(INFORMATION PROVIDED)
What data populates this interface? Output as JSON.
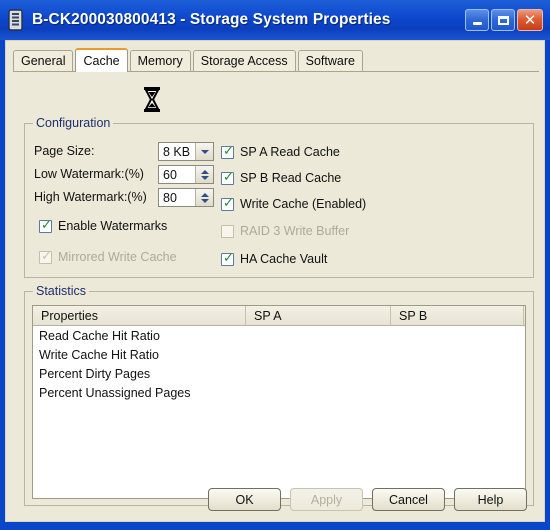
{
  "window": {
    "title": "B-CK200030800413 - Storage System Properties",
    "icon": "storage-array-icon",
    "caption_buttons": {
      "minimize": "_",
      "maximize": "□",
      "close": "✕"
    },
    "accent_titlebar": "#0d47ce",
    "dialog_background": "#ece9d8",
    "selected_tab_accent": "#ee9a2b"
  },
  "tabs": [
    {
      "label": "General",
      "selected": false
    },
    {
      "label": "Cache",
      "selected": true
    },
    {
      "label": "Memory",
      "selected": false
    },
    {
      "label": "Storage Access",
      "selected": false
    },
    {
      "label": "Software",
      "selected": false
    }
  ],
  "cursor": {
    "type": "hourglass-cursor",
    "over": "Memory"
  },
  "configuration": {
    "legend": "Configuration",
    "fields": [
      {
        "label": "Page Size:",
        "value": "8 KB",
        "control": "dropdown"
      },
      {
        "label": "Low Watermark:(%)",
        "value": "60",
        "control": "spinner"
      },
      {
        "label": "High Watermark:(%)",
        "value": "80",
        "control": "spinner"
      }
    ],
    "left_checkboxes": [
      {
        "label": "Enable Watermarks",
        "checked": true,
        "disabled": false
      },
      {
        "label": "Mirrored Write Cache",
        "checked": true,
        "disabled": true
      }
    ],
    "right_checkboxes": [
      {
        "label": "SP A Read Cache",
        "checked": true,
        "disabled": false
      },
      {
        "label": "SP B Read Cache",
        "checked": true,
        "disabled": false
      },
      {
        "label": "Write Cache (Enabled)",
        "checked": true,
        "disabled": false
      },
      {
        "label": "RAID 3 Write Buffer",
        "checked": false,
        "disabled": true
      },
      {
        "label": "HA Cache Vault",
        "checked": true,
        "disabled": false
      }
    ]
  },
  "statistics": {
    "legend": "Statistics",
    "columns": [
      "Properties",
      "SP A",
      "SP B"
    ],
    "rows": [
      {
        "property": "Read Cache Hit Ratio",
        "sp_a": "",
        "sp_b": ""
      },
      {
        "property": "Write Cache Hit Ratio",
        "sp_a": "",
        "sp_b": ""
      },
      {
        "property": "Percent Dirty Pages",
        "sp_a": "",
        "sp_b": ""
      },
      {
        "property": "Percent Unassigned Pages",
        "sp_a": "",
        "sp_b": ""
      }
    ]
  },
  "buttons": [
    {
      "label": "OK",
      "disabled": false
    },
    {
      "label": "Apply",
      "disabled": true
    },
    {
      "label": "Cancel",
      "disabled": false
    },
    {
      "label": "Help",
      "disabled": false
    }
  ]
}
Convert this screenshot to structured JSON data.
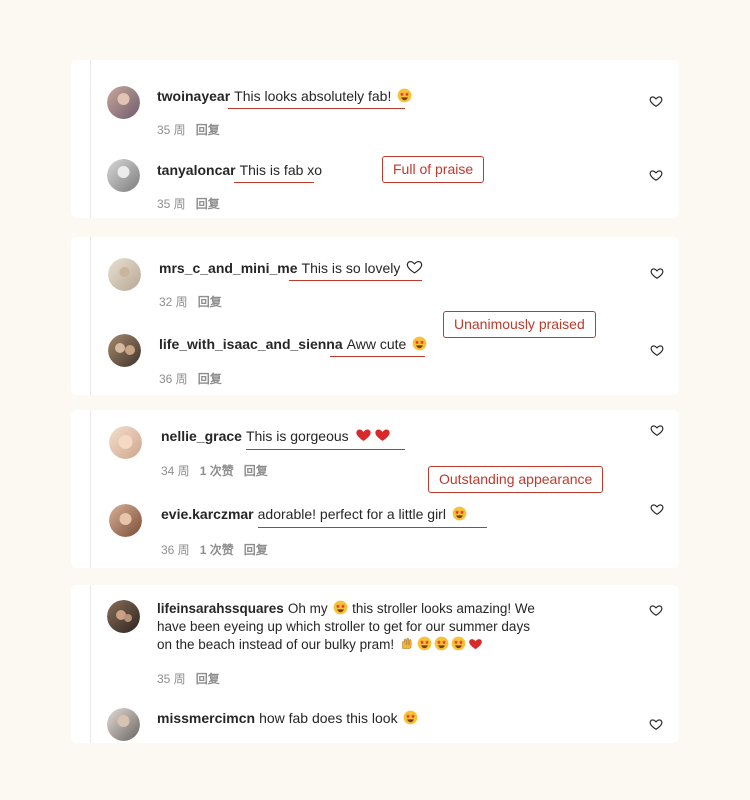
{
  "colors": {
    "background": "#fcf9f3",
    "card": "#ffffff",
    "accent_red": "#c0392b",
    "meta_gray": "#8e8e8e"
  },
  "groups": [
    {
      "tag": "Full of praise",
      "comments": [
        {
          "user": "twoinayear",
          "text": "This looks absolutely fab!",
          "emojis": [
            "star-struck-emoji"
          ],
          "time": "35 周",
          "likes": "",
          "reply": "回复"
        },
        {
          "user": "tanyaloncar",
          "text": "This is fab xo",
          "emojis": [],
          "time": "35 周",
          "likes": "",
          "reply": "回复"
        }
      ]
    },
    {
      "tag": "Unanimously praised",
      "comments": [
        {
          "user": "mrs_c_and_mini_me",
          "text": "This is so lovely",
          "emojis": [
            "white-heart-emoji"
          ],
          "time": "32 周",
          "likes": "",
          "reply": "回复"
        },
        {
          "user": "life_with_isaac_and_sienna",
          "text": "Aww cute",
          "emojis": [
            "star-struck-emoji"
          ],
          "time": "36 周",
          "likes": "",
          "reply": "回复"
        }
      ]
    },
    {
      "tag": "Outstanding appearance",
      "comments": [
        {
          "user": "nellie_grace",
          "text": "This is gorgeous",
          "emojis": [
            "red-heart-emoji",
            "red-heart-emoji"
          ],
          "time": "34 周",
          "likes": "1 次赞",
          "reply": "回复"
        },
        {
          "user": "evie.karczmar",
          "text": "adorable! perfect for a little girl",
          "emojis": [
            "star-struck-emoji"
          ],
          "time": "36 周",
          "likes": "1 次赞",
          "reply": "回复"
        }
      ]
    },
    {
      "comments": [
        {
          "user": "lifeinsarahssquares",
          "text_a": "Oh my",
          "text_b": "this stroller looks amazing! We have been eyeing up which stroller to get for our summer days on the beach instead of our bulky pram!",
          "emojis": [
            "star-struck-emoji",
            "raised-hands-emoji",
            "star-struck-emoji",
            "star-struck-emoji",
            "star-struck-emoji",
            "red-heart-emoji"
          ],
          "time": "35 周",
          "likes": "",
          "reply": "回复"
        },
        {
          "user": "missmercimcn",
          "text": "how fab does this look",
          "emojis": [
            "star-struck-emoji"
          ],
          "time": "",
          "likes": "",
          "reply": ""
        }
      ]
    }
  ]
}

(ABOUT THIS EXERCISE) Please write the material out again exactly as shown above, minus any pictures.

(RESULT)
What data populates this interface? Output as JSON.
{
  "window": {
    "title": "B-CK200030800413 - Storage System Properties",
    "icon": "storage-array-icon",
    "caption_buttons": {
      "minimize": "_",
      "maximize": "□",
      "close": "✕"
    },
    "accent_titlebar": "#0d47ce",
    "dialog_background": "#ece9d8",
    "selected_tab_accent": "#ee9a2b"
  },
  "tabs": [
    {
      "label": "General",
      "selected": false
    },
    {
      "label": "Cache",
      "selected": true
    },
    {
      "label": "Memory",
      "selected": false
    },
    {
      "label": "Storage Access",
      "selected": false
    },
    {
      "label": "Software",
      "selected": false
    }
  ],
  "cursor": {
    "type": "hourglass-cursor",
    "over": "Memory"
  },
  "configuration": {
    "legend": "Configuration",
    "fields": [
      {
        "label": "Page Size:",
        "value": "8 KB",
        "control": "dropdown"
      },
      {
        "label": "Low Watermark:(%)",
        "value": "60",
        "control": "spinner"
      },
      {
        "label": "High Watermark:(%)",
        "value": "80",
        "control": "spinner"
      }
    ],
    "left_checkboxes": [
      {
        "label": "Enable Watermarks",
        "checked": true,
        "disabled": false
      },
      {
        "label": "Mirrored Write Cache",
        "checked": true,
        "disabled": true
      }
    ],
    "right_checkboxes": [
      {
        "label": "SP A Read Cache",
        "checked": true,
        "disabled": false
      },
      {
        "label": "SP B Read Cache",
        "checked": true,
        "disabled": false
      },
      {
        "label": "Write Cache (Enabled)",
        "checked": true,
        "disabled": false
      },
      {
        "label": "RAID 3 Write Buffer",
        "checked": false,
        "disabled": true
      },
      {
        "label": "HA Cache Vault",
        "checked": true,
        "disabled": false
      }
    ]
  },
  "statistics": {
    "legend": "Statistics",
    "columns": [
      "Properties",
      "SP A",
      "SP B"
    ],
    "rows": [
      {
        "property": "Read Cache Hit Ratio",
        "sp_a": "",
        "sp_b": ""
      },
      {
        "property": "Write Cache Hit Ratio",
        "sp_a": "",
        "sp_b": ""
      },
      {
        "property": "Percent Dirty Pages",
        "sp_a": "",
        "sp_b": ""
      },
      {
        "property": "Percent Unassigned Pages",
        "sp_a": "",
        "sp_b": ""
      }
    ]
  },
  "buttons": [
    {
      "label": "OK",
      "disabled": false
    },
    {
      "label": "Apply",
      "disabled": true
    },
    {
      "label": "Cancel",
      "disabled": false
    },
    {
      "label": "Help",
      "disabled": false
    }
  ]
}
Convert this screenshot to structured JSON data.
{
  "colors": {
    "background": "#fcf9f3",
    "card": "#ffffff",
    "accent_red": "#c0392b",
    "meta_gray": "#8e8e8e"
  },
  "groups": [
    {
      "tag": "Full of praise",
      "comments": [
        {
          "user": "twoinayear",
          "text": "This looks absolutely fab!",
          "emojis": [
            "star-struck-emoji"
          ],
          "time": "35 周",
          "likes": "",
          "reply": "回复"
        },
        {
          "user": "tanyaloncar",
          "text": "This is fab xo",
          "emojis": [],
          "time": "35 周",
          "likes": "",
          "reply": "回复"
        }
      ]
    },
    {
      "tag": "Unanimously praised",
      "comments": [
        {
          "user": "mrs_c_and_mini_me",
          "text": "This is so lovely",
          "emojis": [
            "white-heart-emoji"
          ],
          "time": "32 周",
          "likes": "",
          "reply": "回复"
        },
        {
          "user": "life_with_isaac_and_sienna",
          "text": "Aww cute",
          "emojis": [
            "star-struck-emoji"
          ],
          "time": "36 周",
          "likes": "",
          "reply": "回复"
        }
      ]
    },
    {
      "tag": "Outstanding appearance",
      "comments": [
        {
          "user": "nellie_grace",
          "text": "This is gorgeous",
          "emojis": [
            "red-heart-emoji",
            "red-heart-emoji"
          ],
          "time": "34 周",
          "likes": "1 次赞",
          "reply": "回复"
        },
        {
          "user": "evie.karczmar",
          "text": "adorable! perfect for a little girl",
          "emojis": [
            "star-struck-emoji"
          ],
          "time": "36 周",
          "likes": "1 次赞",
          "reply": "回复"
        }
      ]
    },
    {
      "comments": [
        {
          "user": "lifeinsarahssquares",
          "text_a": "Oh my",
          "text_b": "this stroller looks amazing! We have been eyeing up which stroller to get for our summer days on the beach instead of our bulky pram!",
          "emojis": [
            "star-struck-emoji",
            "raised-hands-emoji",
            "star-struck-emoji",
            "star-struck-emoji",
            "star-struck-emoji",
            "red-heart-emoji"
          ],
          "time": "35 周",
          "likes": "",
          "reply": "回复"
        },
        {
          "user": "missmercimcn",
          "text": "how fab does this look",
          "emojis": [
            "star-struck-emoji"
          ],
          "time": "",
          "likes": "",
          "reply": ""
        }
      ]
    }
  ]
}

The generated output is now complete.